  Dolly Grips spend an inordinate amount of time correcting mistakes. Most of these mistakes involve foreground actors blocking the other actors in their scenes by missing marks, or leaning. Now, I love actors, in general, don't get me wrong. But it seems that no one is teaching these younger ones the mechanics of clearing yourself for camera. I even heard one argue with the DP that he wasn't going to stand where he was supposed to. "Then you won't be in the shot," said the cameraman who is forever one of my heroes. Now most of the time, it's just an innocent mistake. I know it's difficult to emote or remember your lines while also hitting a mark. It's also difficult to swing around a fifty-foot steel arm that keeps changing lengths inside a freaking building full of classic cars and not hit one, miss all the actors, and still hit your marks. It's like, what you get paid for. Rule one for aspiring actors: If you can't see the camera, it can't see you. Don't worry, if you don't grasp this rule, I'll fix it for you. Or, you could take the time to develop camera awareness and be a brilliant technician as well as actor. There are a few who are veterans at this. Almost all of the old-schoolers from the studios were taught this early on. The younger ones are mostly taught how to be "angsty" (or angry, sometimes I don't know). I'm going to drop some names now of actors who make my job so much easier and excel at it.

Keanu Reeves- Yes, that one. This guy is the most brilliant, believe it or not, at clearing himself for camera and taking stage direction. Between takes, he's not in his trailer with some young extra, he's off to the side practicing handling his props. If a foreground actor blocks him, no sweat. He just leans out without taking his eyes off the other actor.

Denzel Washington- Horror stories aside, when I worked with him he was a gem. He took the time to communicate to me and the operator what he was going to do and always gave a clue when it would happen. Love the guy.

Tom Hanks- An actor's actor. Knows what's happening and why and where the camera is.

Stephen Moyer- The guy just gets it. He is not just an actor in front of the camera, he's a collaborator and knows how it's done. He doesn't flop into chairs or bound out of them like he's been shocked. He actually gives you a chance.

  What brought this on was a guest actress on a series I'm presently doing. Blonde, beautiful, and seemingly sweet, she proceeded to chew up the set like she was the only one in the scene. Always to one side of her mark (remarkably, always the side that blocked number one on the call sheet), she was so uncannily adept at blocking the other actors (she once blocked two of them at once) that the camera department and I soon came to the conclusion that she had to be doing it on purpose. She once walked out of a shot towards camera and managed to tilt her head at just the right moment and at such an unnatural angle that it obliterated everyone but her. At one point, after gamely trying to clear the other actors, the operator took his eye off the eyepiece and looked at me. I raised my hands, locked the brake and took a step back. I told him I was done. I can't take the dolly practically out of the room to clear her. The director gave up and we went into tighter coverage with her offscreen next to camera.

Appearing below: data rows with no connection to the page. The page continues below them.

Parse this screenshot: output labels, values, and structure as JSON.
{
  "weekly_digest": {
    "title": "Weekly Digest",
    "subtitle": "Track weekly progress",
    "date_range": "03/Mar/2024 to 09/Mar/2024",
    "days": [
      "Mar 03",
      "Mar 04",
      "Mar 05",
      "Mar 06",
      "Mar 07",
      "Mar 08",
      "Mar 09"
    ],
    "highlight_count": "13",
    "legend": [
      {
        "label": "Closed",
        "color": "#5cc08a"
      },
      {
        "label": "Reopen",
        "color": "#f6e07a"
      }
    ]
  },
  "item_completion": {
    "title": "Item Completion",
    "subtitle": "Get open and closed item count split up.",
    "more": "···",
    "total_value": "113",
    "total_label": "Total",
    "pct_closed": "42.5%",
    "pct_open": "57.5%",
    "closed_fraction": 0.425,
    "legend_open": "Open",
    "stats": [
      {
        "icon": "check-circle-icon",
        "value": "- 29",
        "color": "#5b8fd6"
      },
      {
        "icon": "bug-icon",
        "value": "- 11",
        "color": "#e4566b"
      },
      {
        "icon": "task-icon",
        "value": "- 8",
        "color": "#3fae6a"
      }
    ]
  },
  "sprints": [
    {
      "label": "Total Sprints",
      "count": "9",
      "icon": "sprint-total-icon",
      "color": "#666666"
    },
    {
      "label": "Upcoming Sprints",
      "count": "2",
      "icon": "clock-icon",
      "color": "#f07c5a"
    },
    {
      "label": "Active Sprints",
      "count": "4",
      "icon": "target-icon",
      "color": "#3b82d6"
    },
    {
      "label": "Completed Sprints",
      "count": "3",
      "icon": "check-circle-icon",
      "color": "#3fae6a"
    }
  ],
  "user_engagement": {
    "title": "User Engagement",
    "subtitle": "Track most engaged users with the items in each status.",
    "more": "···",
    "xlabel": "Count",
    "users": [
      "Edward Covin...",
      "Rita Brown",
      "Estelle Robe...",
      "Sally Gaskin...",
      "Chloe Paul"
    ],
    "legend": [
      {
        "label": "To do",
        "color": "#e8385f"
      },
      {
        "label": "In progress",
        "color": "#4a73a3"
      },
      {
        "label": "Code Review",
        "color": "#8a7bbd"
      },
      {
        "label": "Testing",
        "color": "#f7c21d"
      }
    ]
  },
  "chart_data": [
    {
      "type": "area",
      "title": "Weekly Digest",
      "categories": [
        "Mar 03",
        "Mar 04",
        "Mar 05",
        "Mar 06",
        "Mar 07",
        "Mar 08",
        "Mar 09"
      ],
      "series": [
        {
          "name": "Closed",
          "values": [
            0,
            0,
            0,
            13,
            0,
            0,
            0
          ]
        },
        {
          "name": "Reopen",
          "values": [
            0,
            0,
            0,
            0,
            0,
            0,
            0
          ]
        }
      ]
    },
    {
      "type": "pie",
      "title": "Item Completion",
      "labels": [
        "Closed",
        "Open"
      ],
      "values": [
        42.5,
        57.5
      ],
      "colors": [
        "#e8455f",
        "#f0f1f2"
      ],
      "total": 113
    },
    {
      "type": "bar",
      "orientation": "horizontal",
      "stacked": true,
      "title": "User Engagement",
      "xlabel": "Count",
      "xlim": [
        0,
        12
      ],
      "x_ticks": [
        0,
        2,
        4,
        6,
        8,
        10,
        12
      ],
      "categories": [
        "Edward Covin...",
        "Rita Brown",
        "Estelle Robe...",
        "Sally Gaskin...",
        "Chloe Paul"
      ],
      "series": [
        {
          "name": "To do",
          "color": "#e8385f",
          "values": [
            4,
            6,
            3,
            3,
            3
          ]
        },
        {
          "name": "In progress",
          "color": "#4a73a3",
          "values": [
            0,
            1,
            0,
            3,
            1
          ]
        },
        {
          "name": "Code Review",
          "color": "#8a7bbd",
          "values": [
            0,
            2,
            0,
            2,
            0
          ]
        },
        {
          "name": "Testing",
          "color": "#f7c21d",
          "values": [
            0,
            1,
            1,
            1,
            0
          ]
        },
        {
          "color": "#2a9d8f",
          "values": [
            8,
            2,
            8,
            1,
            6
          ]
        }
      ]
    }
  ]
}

  Anyway, I don't want my actor friends to get upset at me. I do respect you. Just please learn to be aware of the camera. I know it can be done and while I can't do what you do, please help me help you.

PS- Michael Taylor over at Blood, Sweat, and Tedium has a great guest post up. Check it out!